Except…she’s not gone. I keep close tabs on the traffic that leads here – the subscription spam has made it difficult to track my legit traffic, so I watch this thing carefully. Shortly after Audrey cut me off, I started getting views through a VPN – the kind of thing used by people in the PRC to get around government censorship. Ever since then, I’ve been receiving regular hits from that same person at least once a month, sometimes more. Now, I don’t have definitive proof that those hits are from Audrey, but no one else from that part of the world has ever taken any interest in what I write. Audrey did. I can’t help but feel that she’s been watching me this whole time (Incidentally, I hope that whomever is watching will consider contacting me, if only to clear things up).
So that’s the situation I’m in, the one I’ve been dodging around for half a year. Everyone tells me I should move on, and I agree. I have no illusions about us ever being together again, and I’m seeing other women. But the thing is, I can’t move on – at least, not entirely – until I hear from her again, even if it’s just one more time. Until then, I can’t be entirely free.
Anyway, thanks for putting up with my crap again. It’s just the kind of thing you have to deal with when you read my commentary. I’ve been taking my time with the novel due to recent life changes, but I should be back with relevant posts within the next few days.
The manuscript is now at the 25k mark, and everything is shaping up nicely, so it’s time for another post.
Today, I’d like to talk about Will Scarbrough, introduced in one of the sample chapters. Will was originally meant to be the main character before I decided that I didn’t really want the book to have a singular main character. However, he’s become so prevalent in the narrative that I guess he’s back to being the lead man.
Anyway, Will is a bit of an extreme character. His behavior is bombastic and over-the-top, but nothing defines him quite as much as his perversely gleeful desire to watch the world explode. None of the other three central characters have quite that same level of unbridled joy. It’s sick, it’s crazy, and I’m constantly worried that it’s unrealistic.
But it’s not unrealistic. In fact, there are millions of people just like Will right now, anticipating the end of all things.

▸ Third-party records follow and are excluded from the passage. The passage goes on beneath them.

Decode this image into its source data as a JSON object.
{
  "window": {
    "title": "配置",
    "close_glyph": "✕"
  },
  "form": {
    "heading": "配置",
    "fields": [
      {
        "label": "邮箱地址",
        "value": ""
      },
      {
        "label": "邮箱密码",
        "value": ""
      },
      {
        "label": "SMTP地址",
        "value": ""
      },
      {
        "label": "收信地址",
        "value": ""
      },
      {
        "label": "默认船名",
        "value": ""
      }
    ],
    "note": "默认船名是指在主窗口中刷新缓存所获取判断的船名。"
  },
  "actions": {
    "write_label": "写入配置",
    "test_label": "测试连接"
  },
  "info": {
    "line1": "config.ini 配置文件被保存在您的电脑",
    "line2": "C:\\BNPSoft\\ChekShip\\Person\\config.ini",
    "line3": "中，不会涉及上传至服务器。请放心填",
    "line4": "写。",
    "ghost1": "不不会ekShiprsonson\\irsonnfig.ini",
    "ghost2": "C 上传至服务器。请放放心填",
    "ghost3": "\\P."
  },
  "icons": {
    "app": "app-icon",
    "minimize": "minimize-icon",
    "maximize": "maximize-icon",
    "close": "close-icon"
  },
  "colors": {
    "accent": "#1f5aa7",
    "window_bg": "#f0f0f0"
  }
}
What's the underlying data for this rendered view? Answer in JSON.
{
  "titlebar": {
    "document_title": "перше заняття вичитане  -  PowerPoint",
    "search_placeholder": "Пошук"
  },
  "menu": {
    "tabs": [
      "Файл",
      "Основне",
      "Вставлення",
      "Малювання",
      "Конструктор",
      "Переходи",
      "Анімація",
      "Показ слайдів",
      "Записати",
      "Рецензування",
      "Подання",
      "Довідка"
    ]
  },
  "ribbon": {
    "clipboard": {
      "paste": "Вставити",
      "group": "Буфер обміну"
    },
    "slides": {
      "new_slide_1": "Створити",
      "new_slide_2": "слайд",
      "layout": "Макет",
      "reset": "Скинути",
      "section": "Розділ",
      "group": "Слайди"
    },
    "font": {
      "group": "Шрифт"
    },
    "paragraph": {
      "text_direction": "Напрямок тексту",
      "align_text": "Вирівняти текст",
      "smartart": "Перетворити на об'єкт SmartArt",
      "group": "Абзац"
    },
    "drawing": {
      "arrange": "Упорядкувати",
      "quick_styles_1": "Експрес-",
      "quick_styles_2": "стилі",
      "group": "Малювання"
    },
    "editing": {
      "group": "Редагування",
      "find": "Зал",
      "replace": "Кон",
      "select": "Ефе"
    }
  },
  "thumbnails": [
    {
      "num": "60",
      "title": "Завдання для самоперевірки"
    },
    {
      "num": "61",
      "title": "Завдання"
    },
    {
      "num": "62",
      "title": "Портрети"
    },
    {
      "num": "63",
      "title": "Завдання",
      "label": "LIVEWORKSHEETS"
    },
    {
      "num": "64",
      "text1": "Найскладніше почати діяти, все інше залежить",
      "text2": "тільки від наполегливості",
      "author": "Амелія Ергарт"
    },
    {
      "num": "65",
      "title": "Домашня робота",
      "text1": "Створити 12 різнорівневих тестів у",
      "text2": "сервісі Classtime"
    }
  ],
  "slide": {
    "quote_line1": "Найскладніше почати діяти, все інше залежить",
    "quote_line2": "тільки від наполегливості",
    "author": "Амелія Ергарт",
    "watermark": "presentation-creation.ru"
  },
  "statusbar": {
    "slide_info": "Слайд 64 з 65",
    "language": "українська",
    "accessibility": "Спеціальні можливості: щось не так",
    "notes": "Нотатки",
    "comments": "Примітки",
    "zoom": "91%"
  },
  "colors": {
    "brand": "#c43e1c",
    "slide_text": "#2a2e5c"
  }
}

It’s actually a very interesting time to be writing about this. The Seventh-day Adventist Church – a religious sect based around apocalypticism – will be 150 years old next month. When the church was founded in the mid-19th century, they really didn’t believe that Earth would still be here. Their teachings held that the world was in an “investigative” phase, after which would come a “time of troubles” (analogous to the Tribulation in the end times belief of many evangelical Christians) and finally the construction of the kingdom of God. While they didn’t know exactly when the investigative phase would end, they certainly weren’t expecting it to take a century and a half. And many of those early followers were used to this – the Adventist churches all grew out of the teaching of William Miller, whose prediction that the world would end in 1844 would become infamous as the Great Disappointment.
My point is that there are ample real world precedents for this kind of apocalyptic fervor. There are groups ranging from evangelicals to survivalists to deep greens to zombie-obsessed nerds who harbor fantasies of doomsday. Yes, Will’s own reasons are very small – he really just wants to see it first-hand, to witness the event up close and personal. But there’s nothing at all unrealistic about that glee, that happy nihilism that he exhibits at every turn. It’s just another very strange part of our very strange human society.